Tissue engineering takes advantages of the combined use of cultured living cells and three-dimensional scaffolds to reconstruct adult tissues that are absent or malfunctioning. This book brings together scientists and clinicians working on a variety of approaches for regenerating of damaged or lost cartilage and bone to assess the progress of this dynamic field. In its early days, tissue engineering was driven by material scientists who designed novel bio-resorbable scaffolds on which to seed cells and grow tissues. This ground-breaking work generated high expectations, but there have been significant stumbling blocks holding back the widespread use of these techniques in the clinic. These challenges, and potential ways of overcoming them, are given thorough coverage in the discussions that follow each chapter. The key questions addressed in this book include the following. How good must cartilage repair be for it to be worthwhile? What is the best source of cells for tissue engineering of both bone and cartilage? Which are the most effective cell scaffolds? What are the best preclinical models for these technologies?

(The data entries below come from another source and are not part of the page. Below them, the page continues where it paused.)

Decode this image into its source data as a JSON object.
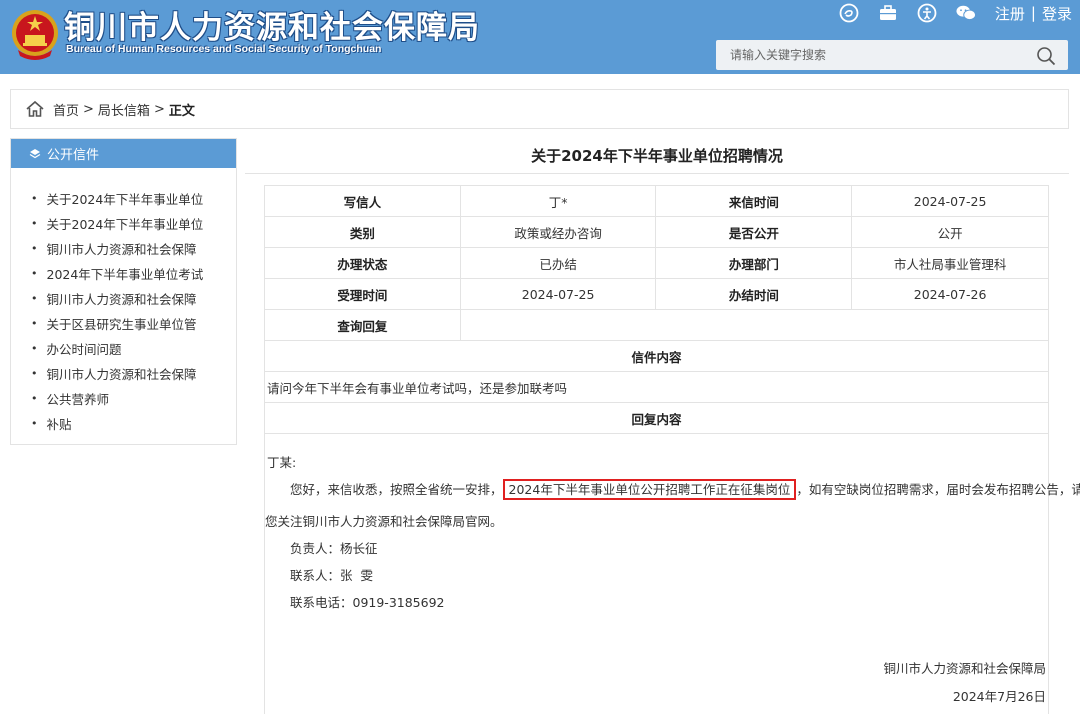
{
  "header": {
    "title": "铜川市人力资源和社会保障局",
    "subtitle": "Bureau of Human Resources and Social Security of Tongchuan",
    "register": "注册",
    "divider": "|",
    "login": "登录",
    "icons": [
      "weibo-icon",
      "briefcase-icon",
      "accessibility-icon",
      "wechat-icon"
    ],
    "search_placeholder": "请输入关键字搜索"
  },
  "breadcrumb": {
    "home": "首页",
    "sep": ">",
    "section": "局长信箱",
    "current": "正文"
  },
  "sidebar": {
    "heading": "公开信件",
    "items": [
      "关于2024年下半年事业单位",
      "关于2024年下半年事业单位",
      "铜川市人力资源和社会保障",
      "2024年下半年事业单位考试",
      "铜川市人力资源和社会保障",
      "关于区县研究生事业单位管",
      "办公时间问题",
      "铜川市人力资源和社会保障",
      "公共营养师",
      "补贴"
    ]
  },
  "article": {
    "title": "关于2024年下半年事业单位招聘情况",
    "rows": [
      {
        "l1": "写信人",
        "v1": "丁*",
        "l2": "来信时间",
        "v2": "2024-07-25"
      },
      {
        "l1": "类别",
        "v1": "政策或经办咨询",
        "l2": "是否公开",
        "v2": "公开"
      },
      {
        "l1": "办理状态",
        "v1": "已办结",
        "l2": "办理部门",
        "v2": "市人社局事业管理科"
      },
      {
        "l1": "受理时间",
        "v1": "2024-07-25",
        "l2": "办结时间",
        "v2": "2024-07-26"
      }
    ],
    "query_reply_label": "查询回复",
    "letter_content_label": "信件内容",
    "letter_content": "请问今年下半年会有事业单位考试吗，还是参加联考吗",
    "reply_content_label": "回复内容",
    "reply": {
      "salutation": "丁某:",
      "line1_before": "您好，来信收悉，按照全省统一安排，",
      "line1_highlight": "2024年下半年事业单位公开招聘工作正在征集岗位",
      "line1_after": "，如有空缺岗位招聘需求，届时会发布招聘公告，请",
      "line2": "您关注铜川市人力资源和社会保障局官网。",
      "person": "负责人：杨长征",
      "contact": "联系人：张  雯",
      "phone": "联系电话：0919-3185692",
      "org": "铜川市人力资源和社会保障局",
      "date": "2024年7月26日"
    }
  }
}
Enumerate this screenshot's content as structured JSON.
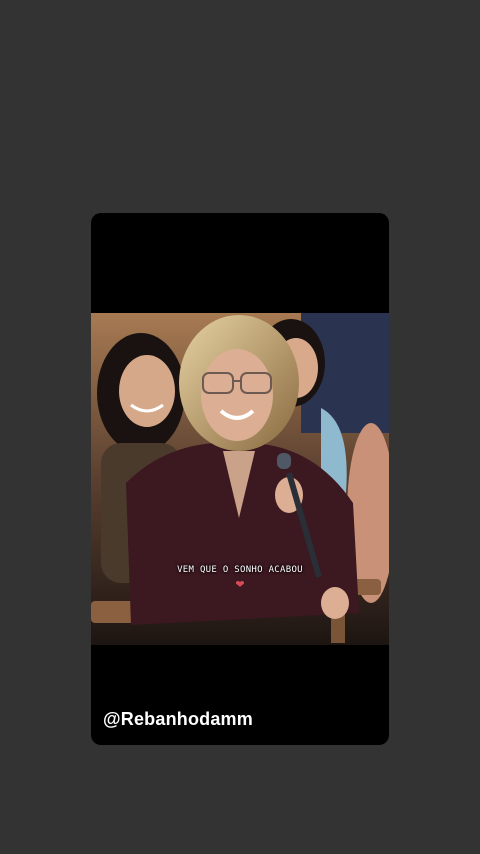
{
  "story": {
    "caption": "VEM QUE O SONHO ACABOU",
    "username": "@Rebanhodamm"
  },
  "icons": {
    "heart": "heart-emoji"
  },
  "colors": {
    "background": "#333333",
    "card": "#000000",
    "heart": "#d94a5a"
  }
}
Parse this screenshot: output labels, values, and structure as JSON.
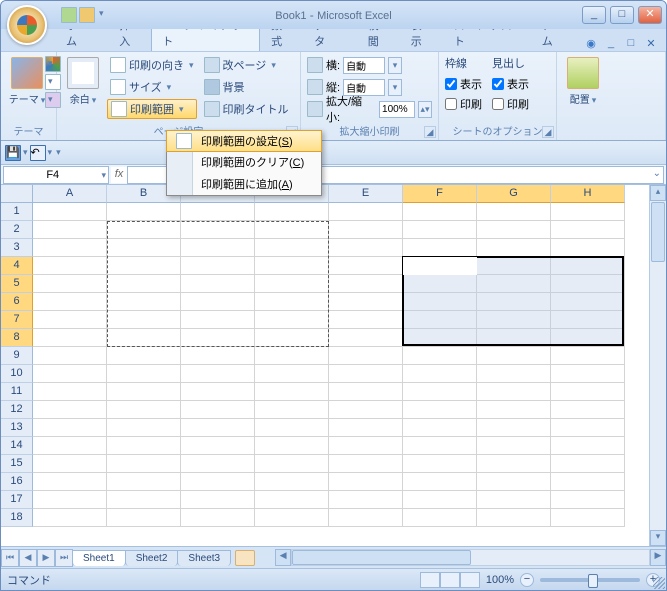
{
  "title_doc": "Book1",
  "title_app": "Microsoft Excel",
  "tabs": [
    "ホーム",
    "挿入",
    "ページ レイアウト",
    "数式",
    "データ",
    "校閲",
    "表示",
    "ロード テスト",
    "チーム"
  ],
  "active_tab": 2,
  "ribbon": {
    "group_themes": {
      "label": "テーマ",
      "btn_themes": "テーマ"
    },
    "group_pagesetup": {
      "label": "ページ設定",
      "btn_margin": "余白",
      "btn_orient": "印刷の向き",
      "btn_size": "サイズ",
      "btn_printarea": "印刷範囲",
      "btn_breaks": "改ページ",
      "btn_background": "背景",
      "btn_titles": "印刷タイトル"
    },
    "group_scale": {
      "label": "拡大縮小印刷",
      "lbl_width": "横:",
      "lbl_height": "縦:",
      "lbl_scale": "拡大/縮小:",
      "val_width": "自動",
      "val_height": "自動",
      "val_scale": "100%"
    },
    "group_gridlines": {
      "head": "枠線",
      "chk_view": "表示",
      "chk_print": "印刷"
    },
    "group_headings": {
      "head": "見出し",
      "chk_view": "表示",
      "chk_print": "印刷"
    },
    "group_sheetopts": {
      "label": "シートのオプション"
    },
    "group_arrange": {
      "btn": "配置"
    }
  },
  "dropdown": {
    "set": "印刷範囲の設定",
    "set_key": "S",
    "clear": "印刷範囲のクリア",
    "clear_key": "C",
    "add": "印刷範囲に追加",
    "add_key": "A"
  },
  "name_box": "F4",
  "columns": [
    "A",
    "B",
    "C",
    "D",
    "E",
    "F",
    "G",
    "H"
  ],
  "rows": [
    "1",
    "2",
    "3",
    "4",
    "5",
    "6",
    "7",
    "8",
    "9",
    "10",
    "11",
    "12",
    "13",
    "14",
    "15",
    "16",
    "17",
    "18"
  ],
  "selected_cols": [
    5,
    6,
    7
  ],
  "selected_rows": [
    3,
    4,
    5,
    6,
    7
  ],
  "dashed": {
    "c1": 1,
    "r1": 1,
    "c2": 3,
    "r2": 7
  },
  "solid": {
    "c1": 5,
    "r1": 3,
    "c2": 7,
    "r2": 7
  },
  "sheets": [
    "Sheet1",
    "Sheet2",
    "Sheet3"
  ],
  "active_sheet": 0,
  "status_left": "コマンド",
  "zoom": "100%"
}
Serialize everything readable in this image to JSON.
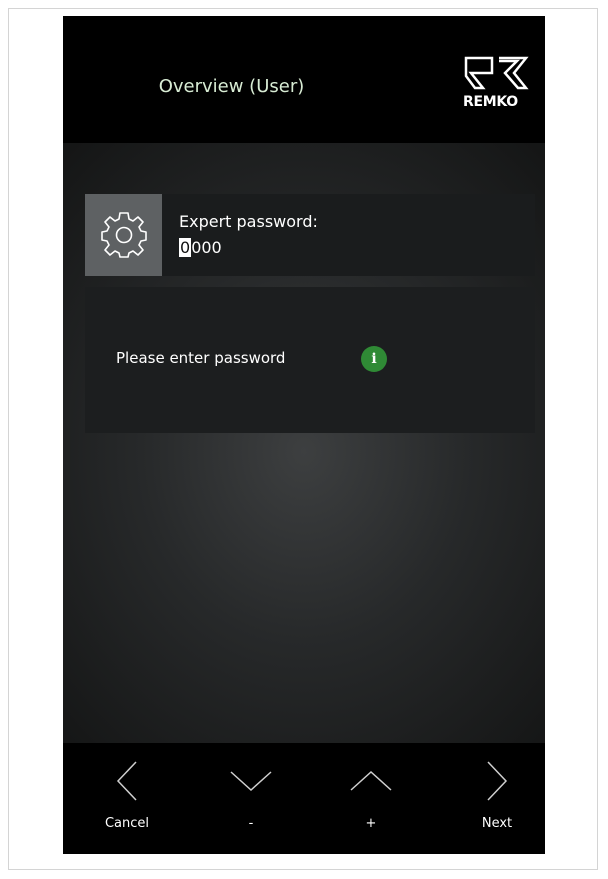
{
  "header": {
    "title": "Overview (User)",
    "logo_text": "REMKO"
  },
  "password": {
    "label": "Expert password:",
    "cursor_digit": "0",
    "remaining_digits": "000",
    "icon": "gear-icon"
  },
  "message": {
    "text": "Please enter password",
    "icon": "info-icon",
    "icon_glyph": "i"
  },
  "footer": {
    "cancel_label": "Cancel",
    "minus_label": "-",
    "plus_label": "+",
    "next_label": "Next"
  },
  "colors": {
    "header_bg": "#000000",
    "title_color": "#d8ecd4",
    "info_green": "#2f8a35",
    "gear_box": "#5e6163"
  }
}
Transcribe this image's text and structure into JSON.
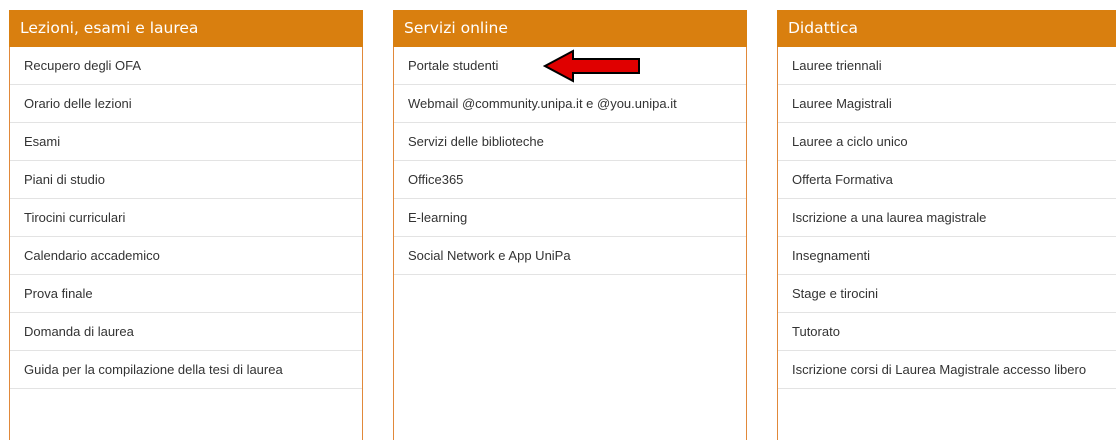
{
  "panels": [
    {
      "title": "Lezioni, esami e laurea",
      "items": [
        "Recupero degli OFA",
        "Orario delle lezioni",
        "Esami",
        "Piani di studio",
        "Tirocini curriculari",
        "Calendario accademico",
        "Prova finale",
        "Domanda di laurea",
        "Guida per la compilazione della tesi di laurea"
      ]
    },
    {
      "title": "Servizi online",
      "items": [
        "Portale studenti",
        "Webmail @community.unipa.it e @you.unipa.it",
        "Servizi delle biblioteche",
        "Office365",
        "E-learning",
        "Social Network e App UniPa"
      ]
    },
    {
      "title": "Didattica",
      "items": [
        "Lauree triennali",
        "Lauree Magistrali",
        "Lauree a ciclo unico",
        "Offerta Formativa",
        "Iscrizione a una laurea magistrale",
        "Insegnamenti",
        "Stage e tirocini",
        "Tutorato",
        "Iscrizione corsi di Laurea Magistrale accesso libero"
      ]
    }
  ],
  "colors": {
    "header": "#d97f0f",
    "border": "#e1893a",
    "arrow_fill": "#e00000"
  },
  "annotation": {
    "icon": "red-arrow-left-icon"
  }
}
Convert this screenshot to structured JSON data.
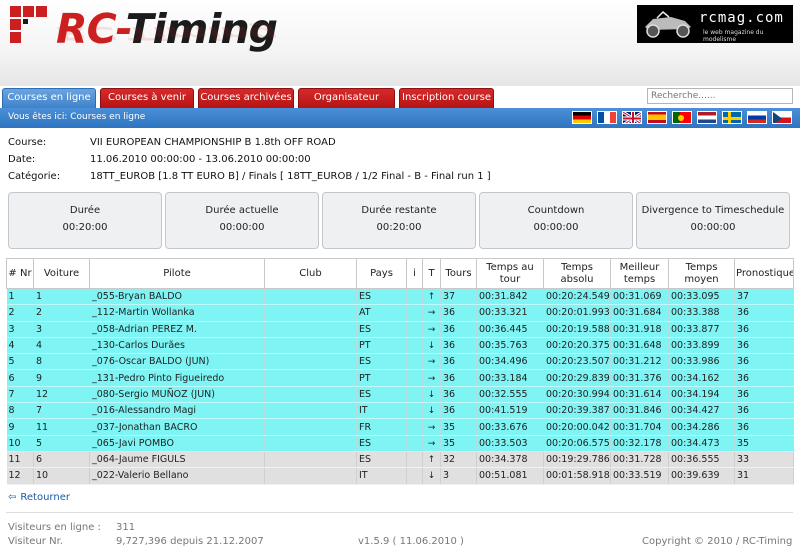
{
  "header": {
    "logo_red": "RC-",
    "logo_dark": "Timing",
    "partner_brand": "rcmag.com",
    "partner_tagline": "le web magazine du modelisme"
  },
  "tabs": [
    {
      "label": "Courses en ligne",
      "active": true
    },
    {
      "label": "Courses à venir",
      "active": false
    },
    {
      "label": "Courses archivées",
      "active": false
    },
    {
      "label": "Organisateur",
      "active": false
    },
    {
      "label": "Inscription course",
      "active": false
    }
  ],
  "search": {
    "placeholder": "Recherche......"
  },
  "breadcrumb": "Vous êtes ici: Courses en ligne",
  "flags": [
    "de",
    "fr",
    "gb",
    "es",
    "pt",
    "nl",
    "se",
    "ru",
    "cz"
  ],
  "info": {
    "course_label": "Course:",
    "course_value": "VII EUROPEAN CHAMPIONSHIP B 1.8th OFF ROAD",
    "date_label": "Date:",
    "date_value": "11.06.2010 00:00:00 - 13.06.2010 00:00:00",
    "cat_label": "Catégorie:",
    "cat_value": "18TT_EUROB [1.8 TT EURO B] / Finals [ 18TT_EUROB / 1/2 Final - B - Final run 1 ]"
  },
  "boxes": [
    {
      "title": "Durée",
      "value": "00:20:00"
    },
    {
      "title": "Durée actuelle",
      "value": "00:00:00"
    },
    {
      "title": "Durée restante",
      "value": "00:20:00"
    },
    {
      "title": "Countdown",
      "value": "00:00:00"
    },
    {
      "title": "Divergence to Timeschedule",
      "value": "00:00:00"
    }
  ],
  "table": {
    "headers": [
      "# Nr",
      "Voiture",
      "Pilote",
      "Club",
      "Pays",
      "i",
      "T",
      "Tours",
      "Temps au tour",
      "Temps absolu",
      "Meilleur temps",
      "Temps moyen",
      "Pronostique"
    ],
    "rows": [
      {
        "pos": "1",
        "car": "1",
        "driver": "_055-Bryan BALDO",
        "club": "",
        "country": "ES",
        "trend": "up",
        "laps": "37",
        "lap_time": "00:31.842",
        "abs_time": "00:20:24.549",
        "best": "00:31.069",
        "avg": "00:33.095",
        "prog": "37",
        "style": "cyan"
      },
      {
        "pos": "2",
        "car": "2",
        "driver": "_112-Martin Wollanka",
        "club": "",
        "country": "AT",
        "trend": "right",
        "laps": "36",
        "lap_time": "00:33.321",
        "abs_time": "00:20:01.993",
        "best": "00:31.684",
        "avg": "00:33.388",
        "prog": "36",
        "style": "cyan"
      },
      {
        "pos": "3",
        "car": "3",
        "driver": "_058-Adrian PEREZ M.",
        "club": "",
        "country": "ES",
        "trend": "right",
        "laps": "36",
        "lap_time": "00:36.445",
        "abs_time": "00:20:19.588",
        "best": "00:31.918",
        "avg": "00:33.877",
        "prog": "36",
        "style": "cyan"
      },
      {
        "pos": "4",
        "car": "4",
        "driver": "_130-Carlos Durães",
        "club": "",
        "country": "PT",
        "trend": "down",
        "laps": "36",
        "lap_time": "00:35.763",
        "abs_time": "00:20:20.375",
        "best": "00:31.648",
        "avg": "00:33.899",
        "prog": "36",
        "style": "cyan"
      },
      {
        "pos": "5",
        "car": "8",
        "driver": "_076-Oscar BALDO (JUN)",
        "club": "",
        "country": "ES",
        "trend": "right",
        "laps": "36",
        "lap_time": "00:34.496",
        "abs_time": "00:20:23.507",
        "best": "00:31.212",
        "avg": "00:33.986",
        "prog": "36",
        "style": "cyan"
      },
      {
        "pos": "6",
        "car": "9",
        "driver": "_131-Pedro Pinto Figueiredo",
        "club": "",
        "country": "PT",
        "trend": "right",
        "laps": "36",
        "lap_time": "00:33.184",
        "abs_time": "00:20:29.839",
        "best": "00:31.376",
        "avg": "00:34.162",
        "prog": "36",
        "style": "cyan"
      },
      {
        "pos": "7",
        "car": "12",
        "driver": "_080-Sergio MUÑOZ (JUN)",
        "club": "",
        "country": "ES",
        "trend": "down",
        "laps": "36",
        "lap_time": "00:32.555",
        "abs_time": "00:20:30.994",
        "best": "00:31.614",
        "avg": "00:34.194",
        "prog": "36",
        "style": "cyan"
      },
      {
        "pos": "8",
        "car": "7",
        "driver": "_016-Alessandro Magi",
        "club": "",
        "country": "IT",
        "trend": "down",
        "laps": "36",
        "lap_time": "00:41.519",
        "abs_time": "00:20:39.387",
        "best": "00:31.846",
        "avg": "00:34.427",
        "prog": "36",
        "style": "cyan"
      },
      {
        "pos": "9",
        "car": "11",
        "driver": "_037-Jonathan BACRO",
        "club": "",
        "country": "FR",
        "trend": "right",
        "laps": "35",
        "lap_time": "00:33.676",
        "abs_time": "00:20:00.042",
        "best": "00:31.704",
        "avg": "00:34.286",
        "prog": "36",
        "style": "cyan"
      },
      {
        "pos": "10",
        "car": "5",
        "driver": "_065-Javi POMBO",
        "club": "",
        "country": "ES",
        "trend": "right",
        "laps": "35",
        "lap_time": "00:33.503",
        "abs_time": "00:20:06.575",
        "best": "00:32.178",
        "avg": "00:34.473",
        "prog": "35",
        "style": "cyan"
      },
      {
        "pos": "11",
        "car": "6",
        "driver": "_064-Jaume FIGULS",
        "club": "",
        "country": "ES",
        "trend": "up",
        "laps": "32",
        "lap_time": "00:34.378",
        "abs_time": "00:19:29.786",
        "best": "00:31.728",
        "avg": "00:36.555",
        "prog": "33",
        "style": "grey"
      },
      {
        "pos": "12",
        "car": "10",
        "driver": "_022-Valerio Bellano",
        "club": "",
        "country": "IT",
        "trend": "down",
        "laps": "3",
        "lap_time": "00:51.081",
        "abs_time": "00:01:58.918",
        "best": "00:33.519",
        "avg": "00:39.639",
        "prog": "31",
        "style": "grey"
      }
    ]
  },
  "retourner": "Retourner",
  "footer": {
    "visitors_online_label": "Visiteurs en ligne :",
    "visitors_online_value": "311",
    "visitors_nr_label": "Visiteur Nr.",
    "visitors_nr_value": "9,727,396 depuis 21.12.2007",
    "version": "v1.5.9 ( 11.06.2010 )",
    "copyright": "Copyright © 2010 / RC-Timing"
  }
}
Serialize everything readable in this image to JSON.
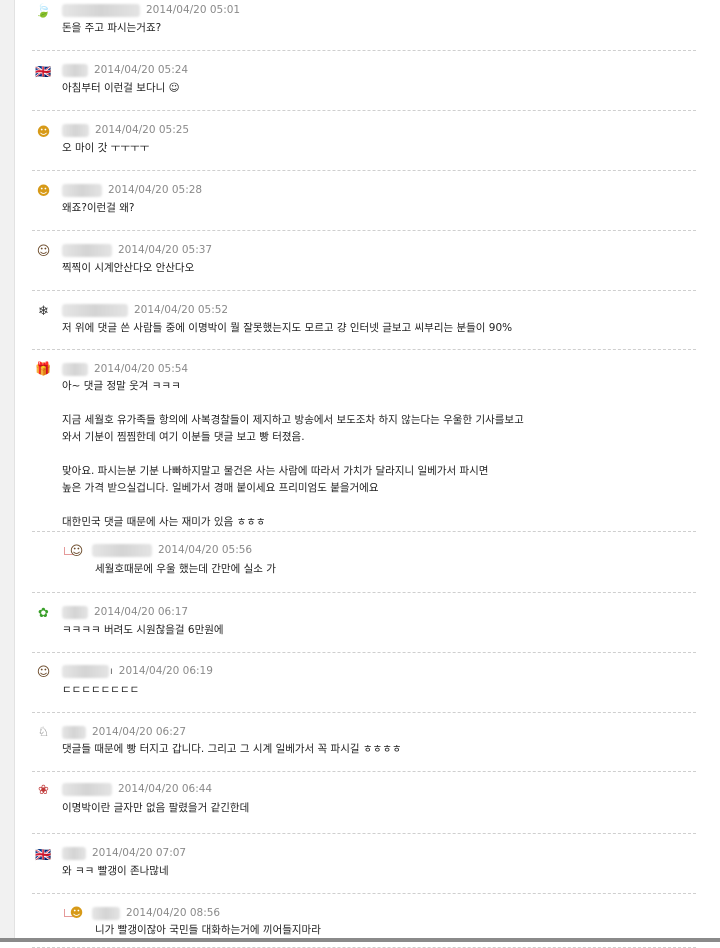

And when it comes to clinical trials, what sort of outcome measures should be used? With contributions from some of the leading experts in this field, this timely publication will prove essential reading for anyone with an interest in the field of tissue engineering.